Begin your MetCon workouts with moderate-intensity training and work up to including high-intensity exercise multiple times per week. This gives your body time to adapt. Also, ask a professional how often you should work out and how many rest days you should take every week.

Always Do a Warm-Up

Don’t jump into moderate or high-intensity training without warming up your muscles for 5–10 minutes. Jumping jacks, light jogging, jump rope, and light cycling are good warm-up exercises. This keeps your muscles limber and reduces the risk of injury.

Rotate Your Muscle Groups

Try to train all major muscle groups (chest, shoulders, back, arms, core, and legs) each week to keep your progress even. You might divide this into upper body, lower body, and core, or break it down further. Some people also like to include a day just for cardio conditioning. 

Try Different Forms of Exercise

Metabolic conditioning can include several types of exercise, such as strength training, weightlifting, bodyweight training, and circuit training. From there, you can experiment with different activities in each form of exercise. For example, with bodyweight training, you might do pushups, pull-ups, lunges, burpees, and even sprints.

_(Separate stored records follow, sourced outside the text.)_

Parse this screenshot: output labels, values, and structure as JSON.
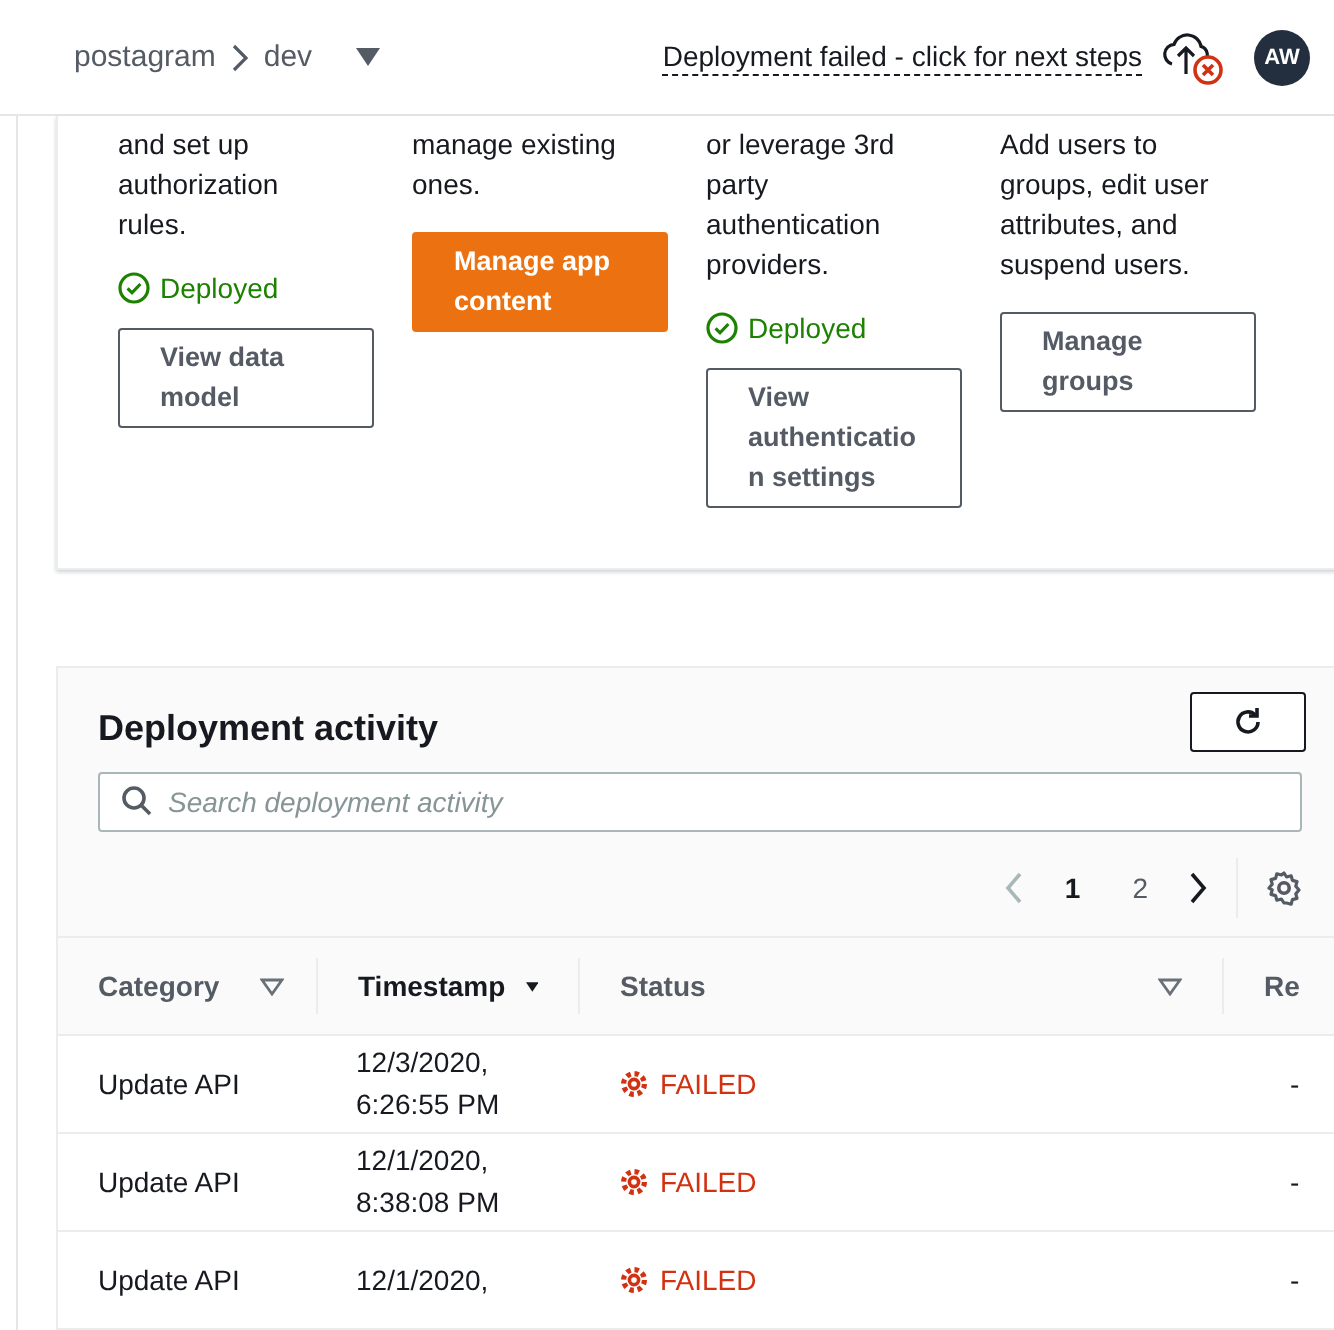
{
  "header": {
    "breadcrumb": [
      "postagram",
      "dev"
    ],
    "notice": "Deployment failed - click for next steps",
    "avatar": "AW"
  },
  "features": [
    {
      "description": "and set up authorization rules.",
      "status": {
        "kind": "success",
        "label": "Deployed"
      },
      "button": {
        "label": "View data model",
        "kind": "normal"
      }
    },
    {
      "description": "manage existing ones.",
      "button": {
        "label": "Manage app content",
        "kind": "primary"
      }
    },
    {
      "description": "or leverage 3rd party authentication providers.",
      "status": {
        "kind": "success",
        "label": "Deployed"
      },
      "button": {
        "label": "View authentication settings",
        "kind": "normal"
      }
    },
    {
      "description": "Add users to groups, edit user attributes, and suspend users.",
      "button": {
        "label": "Manage groups",
        "kind": "normal"
      }
    }
  ],
  "activity": {
    "title": "Deployment activity",
    "search": {
      "placeholder": "Search deployment activity"
    },
    "pages": [
      {
        "label": "1",
        "selected": true
      },
      {
        "label": "2",
        "selected": false
      }
    ],
    "columns": [
      {
        "label": "Category",
        "kind": "filter"
      },
      {
        "label": "Timestamp",
        "kind": "sorted"
      },
      {
        "label": "Status",
        "kind": "filter"
      },
      {
        "label": "Re",
        "kind": "plain"
      }
    ],
    "rows": [
      {
        "category": "Update API",
        "timestamp": [
          "12/3/2020,",
          "6:26:55 PM"
        ],
        "status": {
          "kind": "failed",
          "label": "FAILED"
        },
        "column_4": "-"
      },
      {
        "category": "Update API",
        "timestamp": [
          "12/1/2020,",
          "8:38:08 PM"
        ],
        "status": {
          "kind": "failed",
          "label": "FAILED"
        },
        "column_4": "-"
      },
      {
        "category": "Update API",
        "timestamp": [
          "12/1/2020,"
        ],
        "status": {
          "kind": "failed",
          "label": "FAILED"
        },
        "column_4": "-"
      }
    ]
  }
}
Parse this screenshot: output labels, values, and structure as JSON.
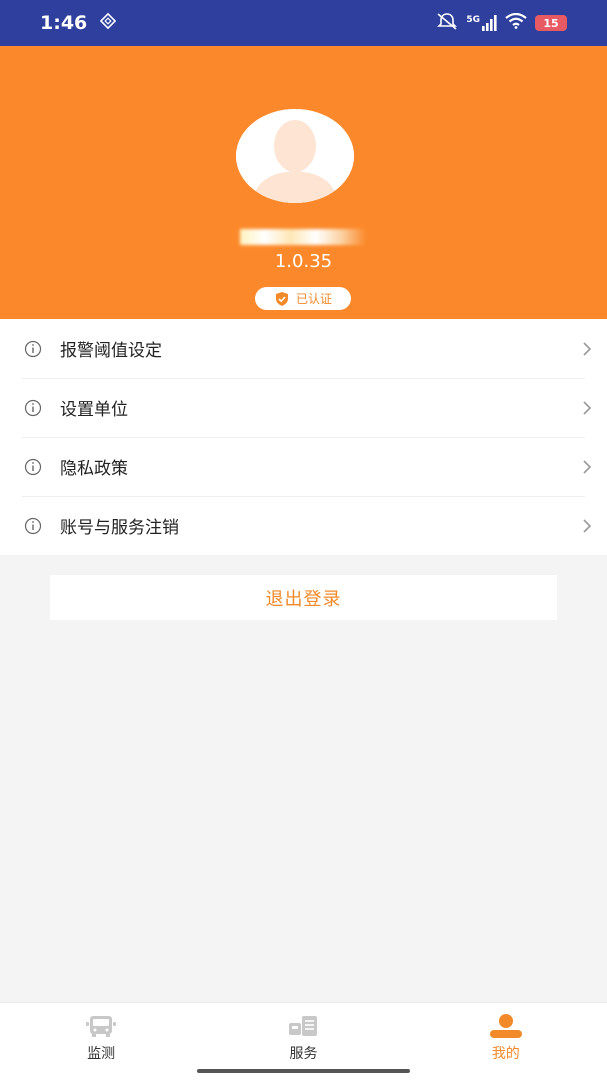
{
  "status_bar": {
    "time": "1:46",
    "network": "5G",
    "battery": "15",
    "colors": {
      "background": "#2f3f9e"
    }
  },
  "profile": {
    "version": "1.0.35",
    "verified_label": "已认证",
    "colors": {
      "header": "#fb892b",
      "accent": "#f28a2a"
    }
  },
  "menu": {
    "items": [
      {
        "label": "报警阈值设定",
        "icon": "info-icon"
      },
      {
        "label": "设置单位",
        "icon": "info-icon"
      },
      {
        "label": "隐私政策",
        "icon": "info-icon"
      },
      {
        "label": "账号与服务注销",
        "icon": "info-icon"
      }
    ]
  },
  "logout": {
    "label": "退出登录"
  },
  "bottom_nav": {
    "tabs": [
      {
        "label": "监测",
        "icon": "truck-monitor-icon",
        "active": false
      },
      {
        "label": "服务",
        "icon": "service-icon",
        "active": false
      },
      {
        "label": "我的",
        "icon": "profile-icon",
        "active": true
      }
    ]
  }
}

You can also combine some of these types of exercise, like doing a strength training circuit workout focusing on kettlebell swings and upper body dumbbell exercises.

Think About Your Work-Rest Ratio

Metabolic conditioning works best with rest periods lasting 30-60 seconds and work periods ranging from 30-120 seconds. You might start with a 1:1 work-rest ratio, meaning you’ll rest and work for equal amounts of time (e.g., 30 seconds work, 30 seconds rest). From there, you can move to a 2:1 work-rest ratio, meaning you’ll work twice as much as you rest (e.g., 120 seconds of work, 60 seconds of rest). Ask your trainer about the best ratio for your current fitness level and goals.

Support Your Body With Supplements

Your body needs good nutrition to support intense workouts — without it, you might not have enough ATP to fuel your muscles for maximum performance. Your diet also needs quality nutrition to support muscle repair, growth, and full-body recovery. Dietary protein is the most critical nutrient and protein supplements can help you reach your goals. Consult a nutritional specialist to learn how much protein you should consume daily.

Get Ready to Transform Your Physical Fitness

Sweat dripping from a woman's face

Metabolic conditioning is a highly-effective way to train your body for intense workouts while encouraging muscle gain and fat loss. We recommend consulting a certified personal trainer and nutritionist to guide your fitness journey. And if you need help reaching your nutrient goals, don’t forget to add supplements to your diet. 

Here are some of our favorites:

Look for products that use Ingredient Optimized protein, designed for high protein bioavailability. Higher bioavailability means that your body can absorb the protein more efficiently, so you get the most from every scoop.